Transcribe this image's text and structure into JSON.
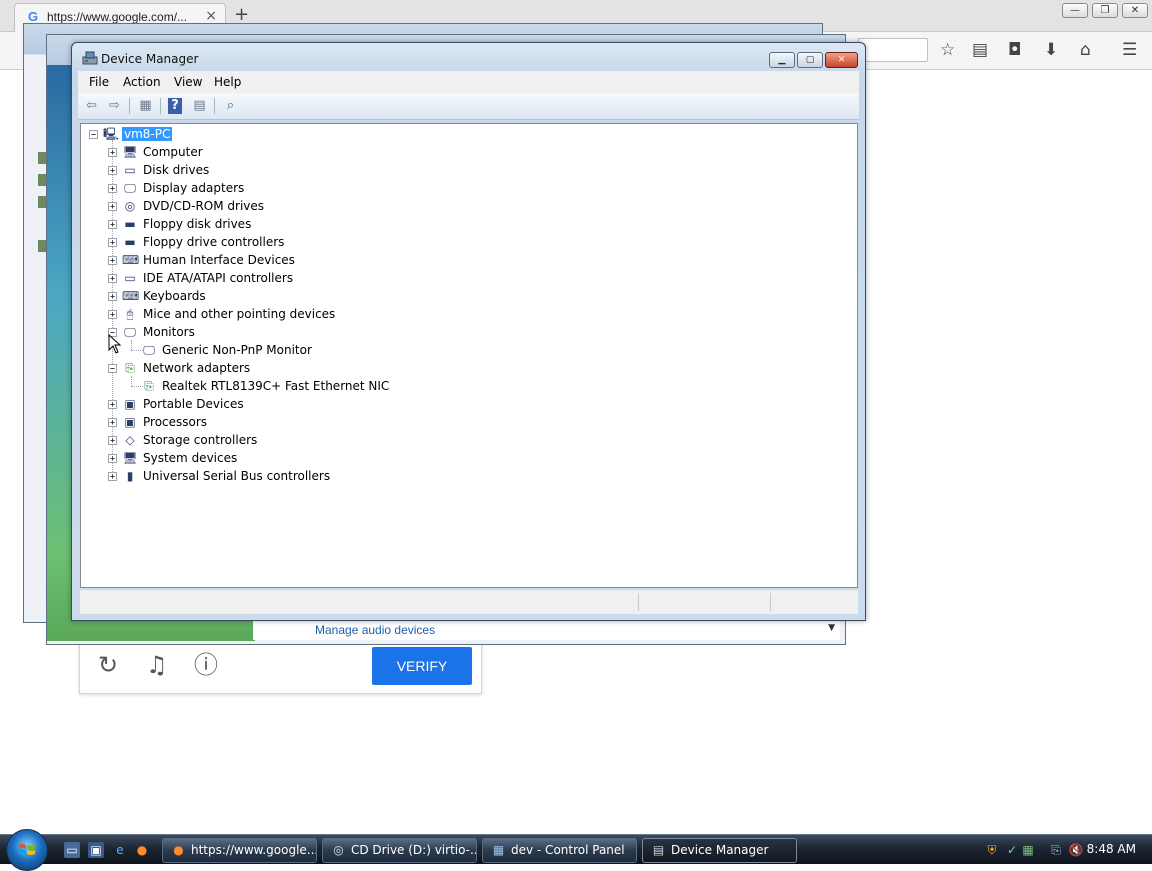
{
  "browser": {
    "tab_title": "https://www.google.com/...",
    "tab_close": "×",
    "new_tab": "+",
    "favicon": "G"
  },
  "captcha": {
    "verify_label": "VERIFY",
    "icons": [
      "reload-icon",
      "headphones-icon",
      "info-icon"
    ]
  },
  "background_window": {
    "manage_audio_link": "Manage audio devices"
  },
  "device_manager": {
    "title": "Device Manager",
    "menu": [
      "File",
      "Action",
      "View",
      "Help"
    ],
    "root": "vm8-PC",
    "categories": [
      {
        "label": "Computer",
        "expanded": false
      },
      {
        "label": "Disk drives",
        "expanded": false
      },
      {
        "label": "Display adapters",
        "expanded": false
      },
      {
        "label": "DVD/CD-ROM drives",
        "expanded": false
      },
      {
        "label": "Floppy disk drives",
        "expanded": false
      },
      {
        "label": "Floppy drive controllers",
        "expanded": false
      },
      {
        "label": "Human Interface Devices",
        "expanded": false
      },
      {
        "label": "IDE ATA/ATAPI controllers",
        "expanded": false
      },
      {
        "label": "Keyboards",
        "expanded": false
      },
      {
        "label": "Mice and other pointing devices",
        "expanded": false
      },
      {
        "label": "Monitors",
        "expanded": true,
        "children": [
          "Generic Non-PnP Monitor"
        ]
      },
      {
        "label": "Network adapters",
        "expanded": true,
        "children": [
          "Realtek RTL8139C+ Fast Ethernet NIC"
        ]
      },
      {
        "label": "Portable Devices",
        "expanded": false
      },
      {
        "label": "Processors",
        "expanded": false
      },
      {
        "label": "Storage controllers",
        "expanded": false
      },
      {
        "label": "System devices",
        "expanded": false
      },
      {
        "label": "Universal Serial Bus controllers",
        "expanded": false
      }
    ]
  },
  "taskbar": {
    "tasks": [
      {
        "label": "https://www.google...",
        "icon": "firefox-icon",
        "active": false
      },
      {
        "label": "CD Drive (D:) virtio-...",
        "icon": "cd-drive-icon",
        "active": false
      },
      {
        "label": "dev - Control Panel",
        "icon": "control-panel-icon",
        "active": false
      },
      {
        "label": "Device Manager",
        "icon": "device-manager-icon",
        "active": true
      }
    ],
    "clock": "8:48 AM"
  }
}
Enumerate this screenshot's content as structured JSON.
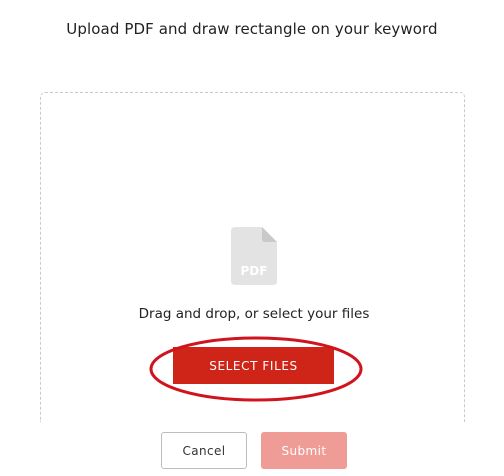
{
  "header": {
    "title": "Upload PDF and draw rectangle on your keyword"
  },
  "dropzone": {
    "file_icon": "pdf-file-icon",
    "file_icon_label": "PDF",
    "hint": "Drag and drop, or select your files",
    "select_button_label": "SELECT FILES"
  },
  "actions": {
    "cancel_label": "Cancel",
    "submit_label": "Submit",
    "submit_enabled": false
  },
  "colors": {
    "accent": "#cf2518",
    "annotation": "#d0141e",
    "submit_disabled": "#ee9c95",
    "icon_gray": "#e3e3e3"
  }
}
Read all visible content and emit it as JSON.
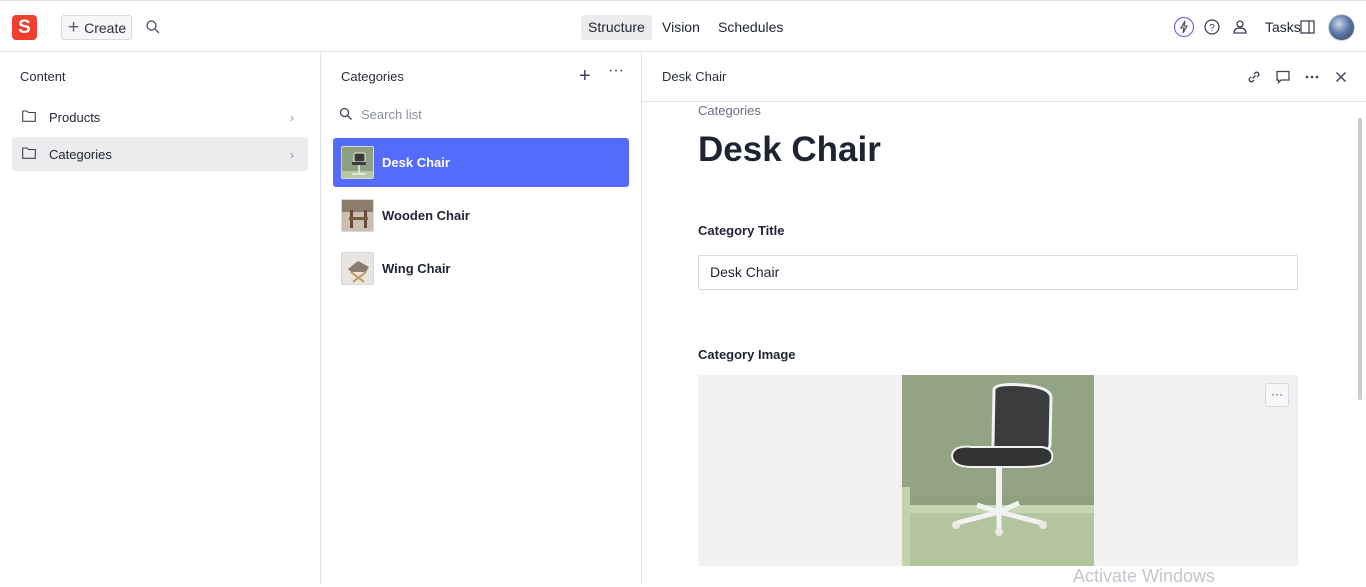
{
  "topbar": {
    "logo_letter": "S",
    "create_label": "Create",
    "nav": [
      {
        "label": "Structure",
        "active": true
      },
      {
        "label": "Vision",
        "active": false
      },
      {
        "label": "Schedules",
        "active": false
      }
    ],
    "tasks_label": "Tasks",
    "icons": [
      "lightning-icon",
      "help-icon",
      "users-icon",
      "panel-icon"
    ],
    "accent_color": "#f03e2f"
  },
  "content_pane": {
    "title": "Content",
    "items": [
      {
        "label": "Products",
        "selected": false
      },
      {
        "label": "Categories",
        "selected": true
      }
    ]
  },
  "categories_pane": {
    "title": "Categories",
    "search_placeholder": "Search list",
    "items": [
      {
        "label": "Desk Chair",
        "selected": true
      },
      {
        "label": "Wooden Chair",
        "selected": false
      },
      {
        "label": "Wing Chair",
        "selected": false
      }
    ],
    "selected_color": "#556bfc"
  },
  "document_pane": {
    "header_title": "Desk Chair",
    "breadcrumb": "Categories",
    "title": "Desk Chair",
    "fields": {
      "title_label": "Category Title",
      "title_value": "Desk Chair",
      "image_label": "Category Image"
    }
  },
  "watermark": "Activate Windows"
}
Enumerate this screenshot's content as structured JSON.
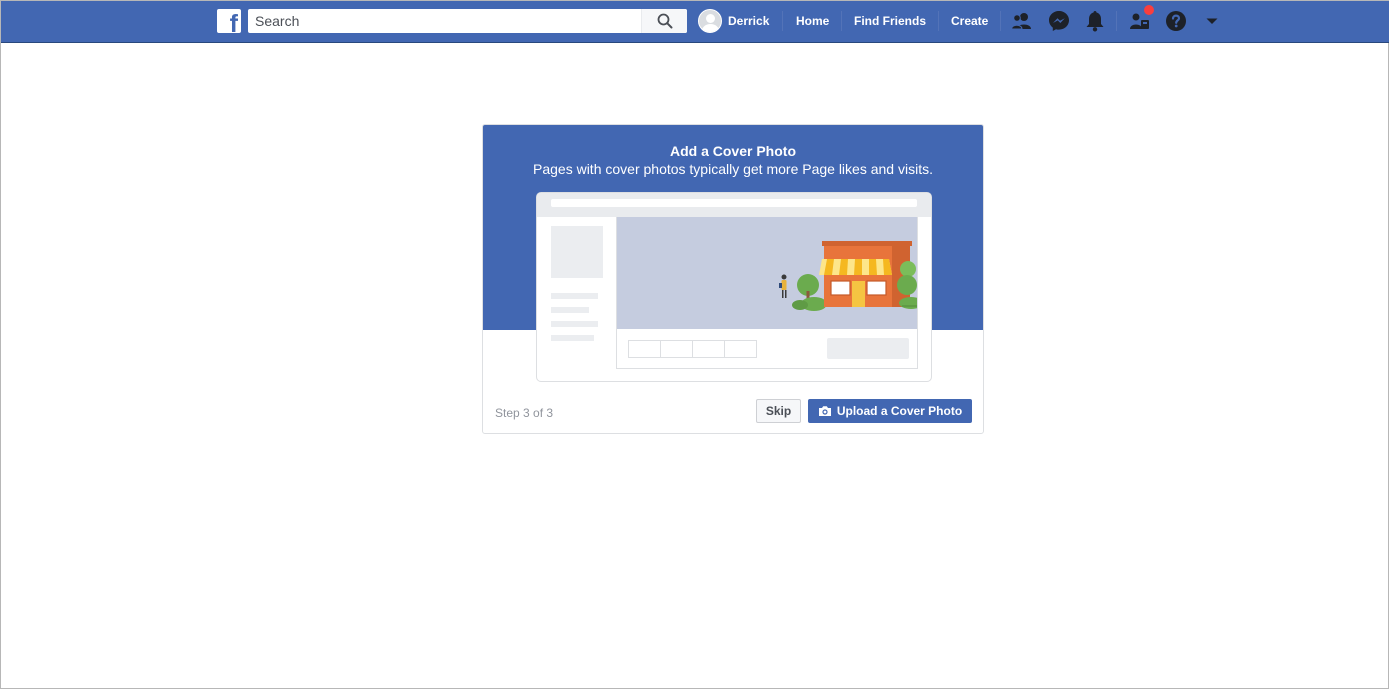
{
  "topbar": {
    "logo_letter": "f",
    "search": {
      "placeholder": "Search",
      "value": ""
    },
    "profile_name": "Derrick",
    "nav_links": [
      "Home",
      "Find Friends",
      "Create"
    ],
    "icons": [
      "friend-requests-icon",
      "messenger-icon",
      "notifications-bell-icon",
      "quick-help-people-icon",
      "help-question-icon",
      "account-menu-caret-icon"
    ],
    "notification_badge_color": "#fa3e3e"
  },
  "dialog": {
    "title": "Add a Cover Photo",
    "subtitle": "Pages with cover photos typically get more Page likes and visits.",
    "step_text": "Step 3 of 3",
    "skip_label": "Skip",
    "upload_label": "Upload a Cover Photo"
  },
  "colors": {
    "brand_blue": "#4267b2",
    "cover_placeholder": "#c5ccdf",
    "shop_orange": "#e8743b",
    "tree_green": "#6bab4e"
  }
}
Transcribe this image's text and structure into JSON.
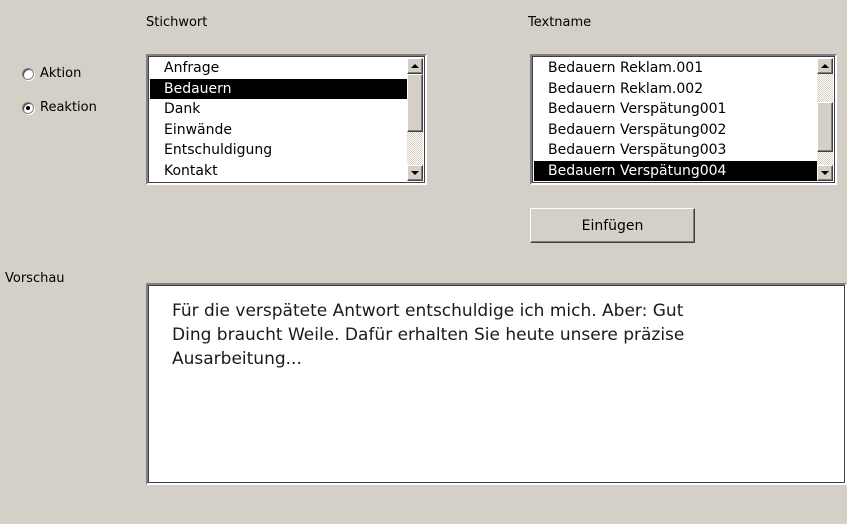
{
  "headers": {
    "keyword": "Stichwort",
    "textname": "Textname"
  },
  "mode": {
    "options": [
      {
        "label": "Aktion",
        "checked": false
      },
      {
        "label": "Reaktion",
        "checked": true
      }
    ]
  },
  "keyword_list": {
    "items": [
      {
        "label": "Anfrage",
        "selected": false
      },
      {
        "label": "Bedauern",
        "selected": true
      },
      {
        "label": "Dank",
        "selected": false
      },
      {
        "label": "Einwände",
        "selected": false
      },
      {
        "label": "Entschuldigung",
        "selected": false
      },
      {
        "label": "Kontakt",
        "selected": false
      }
    ]
  },
  "textname_list": {
    "items": [
      {
        "label": "Bedauern Reklam.001",
        "selected": false
      },
      {
        "label": "Bedauern Reklam.002",
        "selected": false
      },
      {
        "label": "Bedauern Verspätung001",
        "selected": false
      },
      {
        "label": "Bedauern Verspätung002",
        "selected": false
      },
      {
        "label": "Bedauern Verspätung003",
        "selected": false
      },
      {
        "label": "Bedauern Verspätung004",
        "selected": true
      }
    ]
  },
  "insert_button": {
    "label": "Einfügen"
  },
  "preview": {
    "label": "Vorschau",
    "text": "Für die verspätete Antwort entschuldige ich mich. Aber: Gut\nDing braucht Weile. Dafür erhalten Sie heute unsere präzise\nAusarbeitung..."
  }
}
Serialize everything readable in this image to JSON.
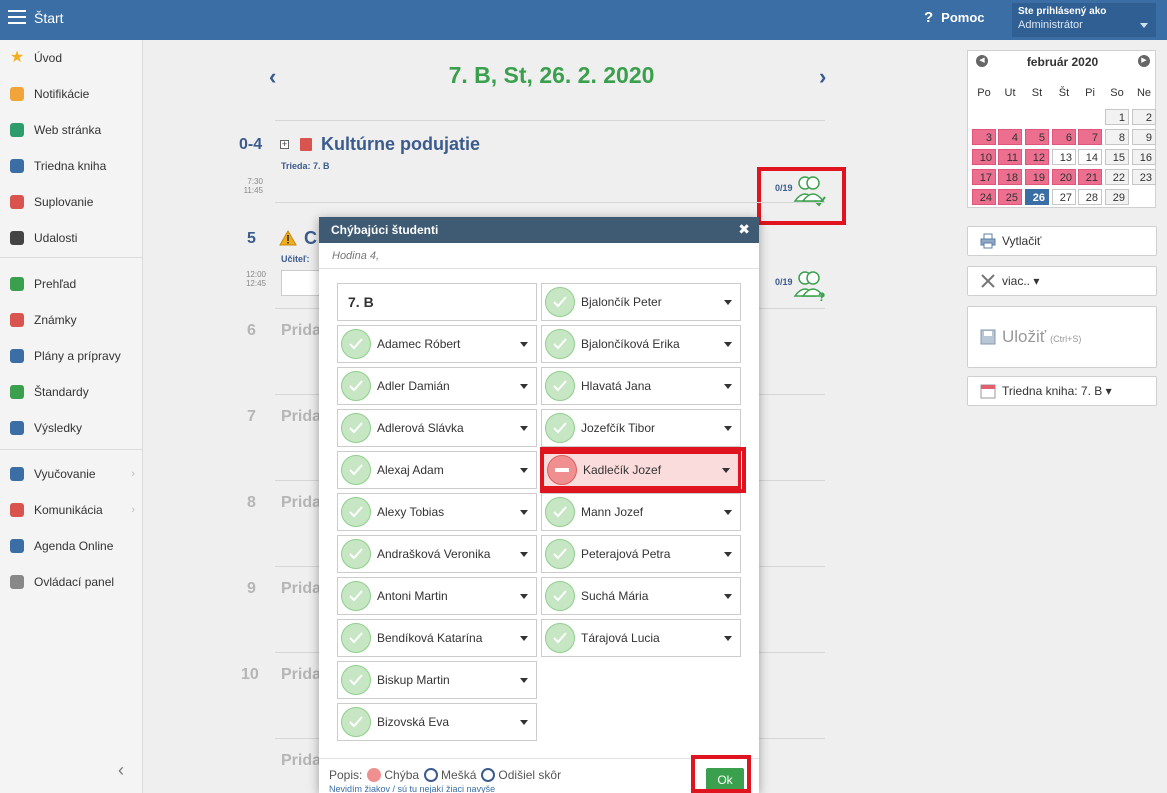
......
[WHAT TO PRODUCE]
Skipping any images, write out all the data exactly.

[COMPLETED TASK]
Transcribe this image's text and structure into JSON.
{
  "browser": {
    "tab_title": "https://www.google.com/...",
    "tab_close": "×",
    "new_tab": "+",
    "favicon": "G"
  },
  "captcha": {
    "verify_label": "VERIFY",
    "icons": [
      "reload-icon",
      "headphones-icon",
      "info-icon"
    ]
  },
  "background_window": {
    "manage_audio_link": "Manage audio devices"
  },
  "device_manager": {
    "title": "Device Manager",
    "menu": [
      "File",
      "Action",
      "View",
      "Help"
    ],
    "root": "vm8-PC",
    "categories": [
      {
        "label": "Computer",
        "expanded": false
      },
      {
        "label": "Disk drives",
        "expanded": false
      },
      {
        "label": "Display adapters",
        "expanded": false
      },
      {
        "label": "DVD/CD-ROM drives",
        "expanded": false
      },
      {
        "label": "Floppy disk drives",
        "expanded": false
      },
      {
        "label": "Floppy drive controllers",
        "expanded": false
      },
      {
        "label": "Human Interface Devices",
        "expanded": false
      },
      {
        "label": "IDE ATA/ATAPI controllers",
        "expanded": false
      },
      {
        "label": "Keyboards",
        "expanded": false
      },
      {
        "label": "Mice and other pointing devices",
        "expanded": false
      },
      {
        "label": "Monitors",
        "expanded": true,
        "children": [
          "Generic Non-PnP Monitor"
        ]
      },
      {
        "label": "Network adapters",
        "expanded": true,
        "children": [
          "Realtek RTL8139C+ Fast Ethernet NIC"
        ]
      },
      {
        "label": "Portable Devices",
        "expanded": false
      },
      {
        "label": "Processors",
        "expanded": false
      },
      {
        "label": "Storage controllers",
        "expanded": false
      },
      {
        "label": "System devices",
        "expanded": false
      },
      {
        "label": "Universal Serial Bus controllers",
        "expanded": false
      }
    ]
  },
  "taskbar": {
    "tasks": [
      {
        "label": "https://www.google...",
        "icon": "firefox-icon",
        "active": false
      },
      {
        "label": "CD Drive (D:) virtio-...",
        "icon": "cd-drive-icon",
        "active": false
      },
      {
        "label": "dev - Control Panel",
        "icon": "control-panel-icon",
        "active": false
      },
      {
        "label": "Device Manager",
        "icon": "device-manager-icon",
        "active": true
      }
    ],
    "clock": "8:48 AM"
  }
}
Enumerate this screenshot's content as structured JSON.
{
  "header": {
    "title": "Upload PDF and draw rectangle on your keyword"
  },
  "dropzone": {
    "file_icon": "pdf-file-icon",
    "file_icon_label": "PDF",
    "hint": "Drag and drop, or select your files",
    "select_button_label": "SELECT FILES"
  },
  "actions": {
    "cancel_label": "Cancel",
    "submit_label": "Submit",
    "submit_enabled": false
  },
  "colors": {
    "accent": "#cf2518",
    "annotation": "#d0141e",
    "submit_disabled": "#ee9c95",
    "icon_gray": "#e3e3e3"
  }
}
Read all visible content and emit it as JSON.
{
  "topbar": {
    "logo_letter": "S",
    "create_label": "Create",
    "nav": [
      {
        "label": "Structure",
        "active": true
      },
      {
        "label": "Vision",
        "active": false
      },
      {
        "label": "Schedules",
        "active": false
      }
    ],
    "tasks_label": "Tasks",
    "icons": [
      "lightning-icon",
      "help-icon",
      "users-icon",
      "panel-icon"
    ],
    "accent_color": "#f03e2f"
  },
  "content_pane": {
    "title": "Content",
    "items": [
      {
        "label": "Products",
        "selected": false
      },
      {
        "label": "Categories",
        "selected": true
      }
    ]
  },
  "categories_pane": {
    "title": "Categories",
    "search_placeholder": "Search list",
    "items": [
      {
        "label": "Desk Chair",
        "selected": true
      },
      {
        "label": "Wooden Chair",
        "selected": false
      },
      {
        "label": "Wing Chair",
        "selected": false
      }
    ],
    "selected_color": "#556bfc"
  },
  "document_pane": {
    "header_title": "Desk Chair",
    "breadcrumb": "Categories",
    "title": "Desk Chair",
    "fields": {
      "title_label": "Category Title",
      "title_value": "Desk Chair",
      "image_label": "Category Image"
    }
  },
  "watermark": "Activate Windows"
}
Enumerate this screenshot's content as structured JSON.
{
  "topbar": {
    "logo_letter": "f",
    "search": {
      "placeholder": "Search",
      "value": ""
    },
    "profile_name": "Derrick",
    "nav_links": [
      "Home",
      "Find Friends",
      "Create"
    ],
    "icons": [
      "friend-requests-icon",
      "messenger-icon",
      "notifications-bell-icon",
      "quick-help-people-icon",
      "help-question-icon",
      "account-menu-caret-icon"
    ],
    "notification_badge_color": "#fa3e3e"
  },
  "dialog": {
    "title": "Add a Cover Photo",
    "subtitle": "Pages with cover photos typically get more Page likes and visits.",
    "step_text": "Step 3 of 3",
    "skip_label": "Skip",
    "upload_label": "Upload a Cover Photo"
  },
  "colors": {
    "brand_blue": "#4267b2",
    "cover_placeholder": "#c5ccdf",
    "shop_orange": "#e8743b",
    "tree_green": "#6bab4e"
  }
}
Transcribe this image's text and structure into JSON.
{
  "headers": {
    "keyword": "Stichwort",
    "textname": "Textname"
  },
  "mode": {
    "options": [
      {
        "label": "Aktion",
        "checked": false
      },
      {
        "label": "Reaktion",
        "checked": true
      }
    ]
  },
  "keyword_list": {
    "items": [
      {
        "label": "Anfrage",
        "selected": false
      },
      {
        "label": "Bedauern",
        "selected": true
      },
      {
        "label": "Dank",
        "selected": false
      },
      {
        "label": "Einwände",
        "selected": false
      },
      {
        "label": "Entschuldigung",
        "selected": false
      },
      {
        "label": "Kontakt",
        "selected": false
      }
    ]
  },
  "textname_list": {
    "items": [
      {
        "label": "Bedauern Reklam.001",
        "selected": false
      },
      {
        "label": "Bedauern Reklam.002",
        "selected": false
      },
      {
        "label": "Bedauern Verspätung001",
        "selected": false
      },
      {
        "label": "Bedauern Verspätung002",
        "selected": false
      },
      {
        "label": "Bedauern Verspätung003",
        "selected": false
      },
      {
        "label": "Bedauern Verspätung004",
        "selected": true
      }
    ]
  },
  "insert_button": {
    "label": "Einfügen"
  },
  "preview": {
    "label": "Vorschau",
    "text": "Für die verspätete Antwort entschuldige ich mich. Aber: Gut\nDing braucht Weile. Dafür erhalten Sie heute unsere präzise\nAusarbeitung..."
  }
}
Serialize everything readable in this image to JSON.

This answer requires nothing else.